TASK BRIEF:
How many lines of the entries below include the word "background"? Answer with the number alone.

RECORDS FOR THIS EXERCISE:

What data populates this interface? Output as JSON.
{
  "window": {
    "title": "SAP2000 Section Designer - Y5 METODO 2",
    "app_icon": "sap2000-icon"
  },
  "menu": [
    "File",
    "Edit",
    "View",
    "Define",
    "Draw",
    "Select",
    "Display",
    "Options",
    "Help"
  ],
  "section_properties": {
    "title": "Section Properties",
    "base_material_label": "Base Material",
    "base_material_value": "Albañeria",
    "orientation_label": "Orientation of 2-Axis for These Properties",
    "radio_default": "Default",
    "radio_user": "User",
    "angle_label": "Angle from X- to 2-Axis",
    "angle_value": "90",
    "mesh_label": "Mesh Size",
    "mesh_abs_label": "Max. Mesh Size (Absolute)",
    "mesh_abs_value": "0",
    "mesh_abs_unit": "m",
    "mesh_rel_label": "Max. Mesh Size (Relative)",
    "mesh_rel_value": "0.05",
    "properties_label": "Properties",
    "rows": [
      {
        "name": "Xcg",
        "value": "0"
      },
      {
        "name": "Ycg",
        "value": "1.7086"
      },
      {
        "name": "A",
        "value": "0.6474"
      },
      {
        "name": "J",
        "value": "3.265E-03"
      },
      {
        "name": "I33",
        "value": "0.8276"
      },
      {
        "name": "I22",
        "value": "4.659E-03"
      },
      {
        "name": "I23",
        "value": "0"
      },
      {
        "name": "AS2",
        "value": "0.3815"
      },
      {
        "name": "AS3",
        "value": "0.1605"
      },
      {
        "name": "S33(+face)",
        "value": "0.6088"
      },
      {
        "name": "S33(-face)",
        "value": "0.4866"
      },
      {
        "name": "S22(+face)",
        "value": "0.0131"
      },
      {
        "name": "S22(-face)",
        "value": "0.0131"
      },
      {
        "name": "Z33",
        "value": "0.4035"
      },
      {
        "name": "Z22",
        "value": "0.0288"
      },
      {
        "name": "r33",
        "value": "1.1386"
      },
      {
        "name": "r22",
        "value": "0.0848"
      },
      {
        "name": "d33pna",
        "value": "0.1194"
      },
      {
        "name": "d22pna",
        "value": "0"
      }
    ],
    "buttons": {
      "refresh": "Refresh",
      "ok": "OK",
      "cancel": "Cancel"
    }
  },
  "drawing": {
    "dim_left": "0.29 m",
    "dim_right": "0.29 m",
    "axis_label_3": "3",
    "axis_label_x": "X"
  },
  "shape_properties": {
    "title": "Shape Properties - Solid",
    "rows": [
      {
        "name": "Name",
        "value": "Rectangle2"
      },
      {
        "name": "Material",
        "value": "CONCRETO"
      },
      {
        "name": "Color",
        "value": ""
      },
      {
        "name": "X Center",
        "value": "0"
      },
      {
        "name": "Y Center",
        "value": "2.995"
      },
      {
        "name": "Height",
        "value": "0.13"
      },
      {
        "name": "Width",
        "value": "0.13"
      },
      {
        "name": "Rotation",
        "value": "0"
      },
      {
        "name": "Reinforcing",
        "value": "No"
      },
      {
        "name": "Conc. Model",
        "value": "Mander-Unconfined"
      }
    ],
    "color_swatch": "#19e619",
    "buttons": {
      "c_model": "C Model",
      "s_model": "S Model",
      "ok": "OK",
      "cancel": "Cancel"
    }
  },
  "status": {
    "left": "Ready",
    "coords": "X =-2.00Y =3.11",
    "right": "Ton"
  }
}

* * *

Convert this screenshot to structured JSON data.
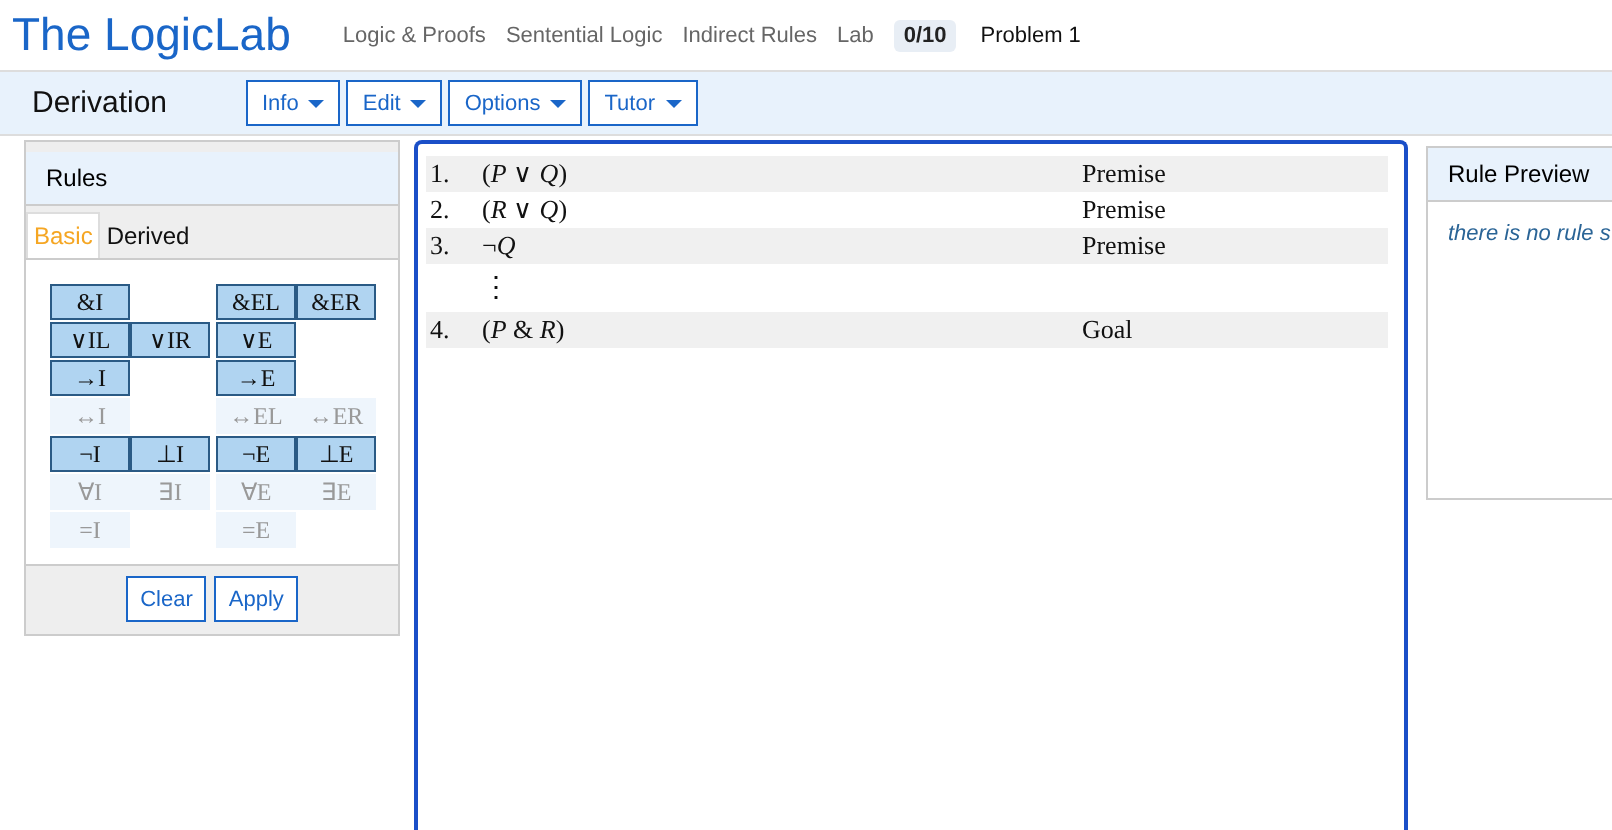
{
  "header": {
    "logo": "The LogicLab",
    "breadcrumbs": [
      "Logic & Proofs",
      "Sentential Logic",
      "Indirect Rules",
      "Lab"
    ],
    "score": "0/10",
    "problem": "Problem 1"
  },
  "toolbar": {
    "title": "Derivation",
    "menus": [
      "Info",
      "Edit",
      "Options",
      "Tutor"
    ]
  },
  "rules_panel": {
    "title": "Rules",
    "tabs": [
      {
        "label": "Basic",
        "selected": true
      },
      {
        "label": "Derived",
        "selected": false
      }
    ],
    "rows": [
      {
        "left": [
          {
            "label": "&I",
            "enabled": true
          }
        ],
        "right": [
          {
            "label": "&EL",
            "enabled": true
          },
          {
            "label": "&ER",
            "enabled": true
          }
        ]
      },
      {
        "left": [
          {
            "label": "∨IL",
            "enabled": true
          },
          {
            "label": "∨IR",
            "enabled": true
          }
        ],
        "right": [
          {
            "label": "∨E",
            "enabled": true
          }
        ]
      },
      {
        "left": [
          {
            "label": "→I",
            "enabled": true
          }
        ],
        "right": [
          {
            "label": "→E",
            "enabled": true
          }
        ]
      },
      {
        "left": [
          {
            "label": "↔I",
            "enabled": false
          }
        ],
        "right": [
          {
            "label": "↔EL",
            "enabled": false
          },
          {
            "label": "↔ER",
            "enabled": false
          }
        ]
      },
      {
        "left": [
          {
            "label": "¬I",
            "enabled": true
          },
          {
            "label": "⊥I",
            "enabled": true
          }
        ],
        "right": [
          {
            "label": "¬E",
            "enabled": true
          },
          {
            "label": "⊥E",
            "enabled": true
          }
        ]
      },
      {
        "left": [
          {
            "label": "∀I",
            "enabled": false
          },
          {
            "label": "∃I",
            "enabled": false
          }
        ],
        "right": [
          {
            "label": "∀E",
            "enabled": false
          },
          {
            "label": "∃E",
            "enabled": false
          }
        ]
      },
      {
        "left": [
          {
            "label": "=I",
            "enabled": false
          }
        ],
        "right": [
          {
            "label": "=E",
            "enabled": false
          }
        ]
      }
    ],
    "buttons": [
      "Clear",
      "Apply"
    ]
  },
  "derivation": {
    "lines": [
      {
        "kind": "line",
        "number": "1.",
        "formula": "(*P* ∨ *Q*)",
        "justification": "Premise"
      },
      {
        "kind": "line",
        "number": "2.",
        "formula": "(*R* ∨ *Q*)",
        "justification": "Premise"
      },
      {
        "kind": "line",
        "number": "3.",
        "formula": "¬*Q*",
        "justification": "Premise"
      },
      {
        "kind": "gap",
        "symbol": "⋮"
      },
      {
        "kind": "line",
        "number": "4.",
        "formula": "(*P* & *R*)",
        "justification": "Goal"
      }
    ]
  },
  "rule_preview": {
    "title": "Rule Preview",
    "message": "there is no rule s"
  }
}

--

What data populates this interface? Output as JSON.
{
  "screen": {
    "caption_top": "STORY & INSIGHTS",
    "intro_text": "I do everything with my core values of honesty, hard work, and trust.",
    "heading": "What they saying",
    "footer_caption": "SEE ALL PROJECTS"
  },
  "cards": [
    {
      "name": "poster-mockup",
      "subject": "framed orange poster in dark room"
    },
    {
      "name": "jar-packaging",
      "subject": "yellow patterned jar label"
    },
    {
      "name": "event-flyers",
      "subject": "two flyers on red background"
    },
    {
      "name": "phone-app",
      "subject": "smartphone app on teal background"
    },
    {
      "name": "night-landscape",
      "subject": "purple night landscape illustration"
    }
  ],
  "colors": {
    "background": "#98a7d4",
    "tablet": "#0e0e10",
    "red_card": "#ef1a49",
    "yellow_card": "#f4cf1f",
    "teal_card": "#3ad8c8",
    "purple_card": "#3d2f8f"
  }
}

TASK ANSWER:
3